    No child in Washington County has to worry about going hungry during the summer, thanks to the summer feeding program sponsored by the Washington County School district. 

    The program has been in place since before current food service director Regina Hood took over eight years ago, saying they serve children of all ages across the county.

    “It is for children of any age from 2 to 18, and it is open to any child in the community,” Hood said.

  • School board saves money by switching insurance carriers

    The Washington County Board of Education switched insurance carriers June 19 and pocketed a hefty savings for taxpayers.

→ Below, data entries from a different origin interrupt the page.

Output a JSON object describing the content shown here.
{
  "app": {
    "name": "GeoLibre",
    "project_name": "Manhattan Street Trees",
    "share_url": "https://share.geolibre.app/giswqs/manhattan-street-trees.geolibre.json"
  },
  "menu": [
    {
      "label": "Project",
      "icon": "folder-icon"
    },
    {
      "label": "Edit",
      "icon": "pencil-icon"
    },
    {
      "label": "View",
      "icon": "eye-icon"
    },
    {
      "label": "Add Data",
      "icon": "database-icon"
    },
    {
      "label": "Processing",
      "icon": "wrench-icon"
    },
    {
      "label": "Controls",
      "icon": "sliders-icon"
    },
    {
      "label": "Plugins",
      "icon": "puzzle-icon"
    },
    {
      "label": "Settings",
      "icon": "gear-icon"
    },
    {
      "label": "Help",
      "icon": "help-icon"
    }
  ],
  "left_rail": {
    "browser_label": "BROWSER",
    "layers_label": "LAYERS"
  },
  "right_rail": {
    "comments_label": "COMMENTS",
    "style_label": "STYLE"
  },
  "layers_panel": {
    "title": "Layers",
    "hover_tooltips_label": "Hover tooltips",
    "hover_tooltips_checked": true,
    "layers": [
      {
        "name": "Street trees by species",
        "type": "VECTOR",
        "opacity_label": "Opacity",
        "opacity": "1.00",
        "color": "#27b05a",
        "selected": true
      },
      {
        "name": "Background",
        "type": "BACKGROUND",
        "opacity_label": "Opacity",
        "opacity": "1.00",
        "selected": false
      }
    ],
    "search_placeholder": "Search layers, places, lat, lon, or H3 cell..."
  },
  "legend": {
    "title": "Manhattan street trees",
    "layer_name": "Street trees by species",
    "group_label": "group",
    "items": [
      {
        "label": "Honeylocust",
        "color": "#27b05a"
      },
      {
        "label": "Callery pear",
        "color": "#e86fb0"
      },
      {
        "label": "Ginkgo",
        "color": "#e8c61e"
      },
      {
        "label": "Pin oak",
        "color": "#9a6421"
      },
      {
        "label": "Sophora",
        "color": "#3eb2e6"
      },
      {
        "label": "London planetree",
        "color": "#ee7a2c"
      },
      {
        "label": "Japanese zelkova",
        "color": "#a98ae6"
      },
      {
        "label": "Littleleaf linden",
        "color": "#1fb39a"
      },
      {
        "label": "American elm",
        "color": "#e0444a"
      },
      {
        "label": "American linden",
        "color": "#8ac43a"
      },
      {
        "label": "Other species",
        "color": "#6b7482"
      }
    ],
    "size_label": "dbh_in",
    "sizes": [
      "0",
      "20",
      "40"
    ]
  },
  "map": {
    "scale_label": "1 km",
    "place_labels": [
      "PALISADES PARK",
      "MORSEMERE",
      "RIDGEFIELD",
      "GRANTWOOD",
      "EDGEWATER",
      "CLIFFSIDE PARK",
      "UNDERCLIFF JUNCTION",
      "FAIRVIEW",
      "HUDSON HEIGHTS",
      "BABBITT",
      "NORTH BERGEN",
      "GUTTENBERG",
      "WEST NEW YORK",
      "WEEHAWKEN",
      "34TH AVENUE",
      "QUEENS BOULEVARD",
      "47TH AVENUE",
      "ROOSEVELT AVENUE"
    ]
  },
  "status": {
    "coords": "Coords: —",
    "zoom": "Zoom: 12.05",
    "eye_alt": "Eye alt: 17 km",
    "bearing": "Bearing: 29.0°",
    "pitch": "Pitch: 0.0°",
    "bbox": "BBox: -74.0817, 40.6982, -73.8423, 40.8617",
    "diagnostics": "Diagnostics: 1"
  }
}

    After receiving bids from insurance companies, the board chose to take the lowest bidders for property and liability insurance, workers compensation insurance, a fidelity bond and base plan for all students plus catastrophes.

  • Fourth of July celebration is Monday

    Springfield will soon be bustling again for Independence Day with its 17th annual Fourth of July Celebration event Monday, July 3. Springfield Main Street Promotions Committee member Nell Haydon said the event is always a big event that draws people from across Washington County.

    “It’s really a great celebration and we always have a great crowd,” Haydon said. “It’s grown by leaps and bounds over the years.”

  • Six indicted by grand jury

    Six people were indicted by a Washington County grand jury.

  • Fighting for one another

    Cancer comes in a variety of ways and affects each person differently. One Springfield family of three, Karen Purdom and her parents, Earl and Wilma Grigsby, has had not one, but three separate cases of cancer, and all are surviving to this day.

    “We have a lot of cancer in our family,” Karen Purdom said.

    Each year, the number of new cases of cancer is around 455 per 100,000 men and women each year, according to the National Cancer Institute, and the number of cancer deaths is approximately 171 per year.